iLoveMakonnen feat. Drake, "Club Going Up on a Tuesday (Remix)"
It isn't much of a remix; the song is fundamentally the same, but with our old friend Drake just popping in from time to time. Mostly Drake's there to bring attention to the mad genius of iLoveMakonnen, which he very much succeeds at. After you fall in love with the song, I recommend reading this great BuzzFeed profile of iLoveMakonnen, which tells you the incredible story that got him to this point. —JDF
Jason Feathers, "Courtyard Marriot"
Jason Feathers is a collaboration between Bon Iver front man Justin Vernon, Bon Iver drummer and solo artist S. Carey, Minneapolis rapper Astronautalis, and Gayngs mastermind Ryan Olson, which was recorded in secret and took a lot of people by surprise two weeks ago when it was first announced.

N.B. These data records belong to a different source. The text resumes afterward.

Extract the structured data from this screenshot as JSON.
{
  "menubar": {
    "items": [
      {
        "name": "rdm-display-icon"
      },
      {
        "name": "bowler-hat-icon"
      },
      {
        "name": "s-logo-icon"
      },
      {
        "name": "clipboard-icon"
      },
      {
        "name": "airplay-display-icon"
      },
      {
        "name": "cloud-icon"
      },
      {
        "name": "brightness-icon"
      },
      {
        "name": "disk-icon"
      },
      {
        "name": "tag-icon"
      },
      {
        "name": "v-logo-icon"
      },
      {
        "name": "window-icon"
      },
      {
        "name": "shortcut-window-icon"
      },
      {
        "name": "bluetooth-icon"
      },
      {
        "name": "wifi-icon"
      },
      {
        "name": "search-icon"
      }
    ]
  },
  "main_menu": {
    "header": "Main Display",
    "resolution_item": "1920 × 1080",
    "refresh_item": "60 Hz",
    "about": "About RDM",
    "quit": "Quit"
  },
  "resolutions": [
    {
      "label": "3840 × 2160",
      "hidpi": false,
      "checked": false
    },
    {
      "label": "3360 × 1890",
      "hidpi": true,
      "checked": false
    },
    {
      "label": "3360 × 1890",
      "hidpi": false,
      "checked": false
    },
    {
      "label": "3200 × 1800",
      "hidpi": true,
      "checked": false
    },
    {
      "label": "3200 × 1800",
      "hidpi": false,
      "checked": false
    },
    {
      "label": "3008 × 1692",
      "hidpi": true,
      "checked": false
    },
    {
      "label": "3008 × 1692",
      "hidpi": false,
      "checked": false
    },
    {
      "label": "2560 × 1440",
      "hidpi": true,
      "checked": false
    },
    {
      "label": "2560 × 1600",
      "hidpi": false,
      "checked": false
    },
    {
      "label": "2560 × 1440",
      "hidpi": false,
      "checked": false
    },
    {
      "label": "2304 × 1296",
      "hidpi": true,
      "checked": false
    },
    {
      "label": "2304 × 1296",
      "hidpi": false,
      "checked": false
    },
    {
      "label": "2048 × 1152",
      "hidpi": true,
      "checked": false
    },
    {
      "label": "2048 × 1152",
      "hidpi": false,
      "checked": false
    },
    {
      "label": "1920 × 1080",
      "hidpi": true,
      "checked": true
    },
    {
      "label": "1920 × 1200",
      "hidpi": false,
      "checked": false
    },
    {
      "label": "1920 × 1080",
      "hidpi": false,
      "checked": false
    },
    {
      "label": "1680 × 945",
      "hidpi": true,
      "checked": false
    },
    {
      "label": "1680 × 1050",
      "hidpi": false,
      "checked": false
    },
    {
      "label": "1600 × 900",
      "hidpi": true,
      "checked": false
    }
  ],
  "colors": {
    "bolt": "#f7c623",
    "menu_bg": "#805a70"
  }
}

The album officially came out today and it's a satisfying listen, blending the deepest of Deep South rap traditions with the deepest of Deep South rock and blues traditions. "Courtyard Marriot" would've soundtracked the True Detective opening credits in an ideal universe. —JDF
Katy B, "Little Red Light"
Hey there, MAGIC!, here’s how you do pop-reggae. Katy B weaves in an electro-dancehall beat to “Little Red Light,” a track meant to promote her stint at music festival Notting Hill Carnival. —LW
R.A.B.B.I.I., "Why Can't I Be You"
It stands for Revolutions Are Best Before Initial Inception, in case you were curious. But beyond the acronyms, Swedish duo R.A.B.B.I.I. (pronounced rabbi?) takes an FKA Twigs sound and wraps it around a slightly catchier melody. You’ll find yourself singing, “I wanna, I wanna, I wanna kill you,” and you might enjoy it. —LW
Saint Pepsi, "Fiona Coyne"
Although it seems to have nothing to do with the Degrassi character it’s named for, Saint Pepsi’s “Fiona Coyne” is steeped in disco
— with the sunlight and synths to prove it. —LW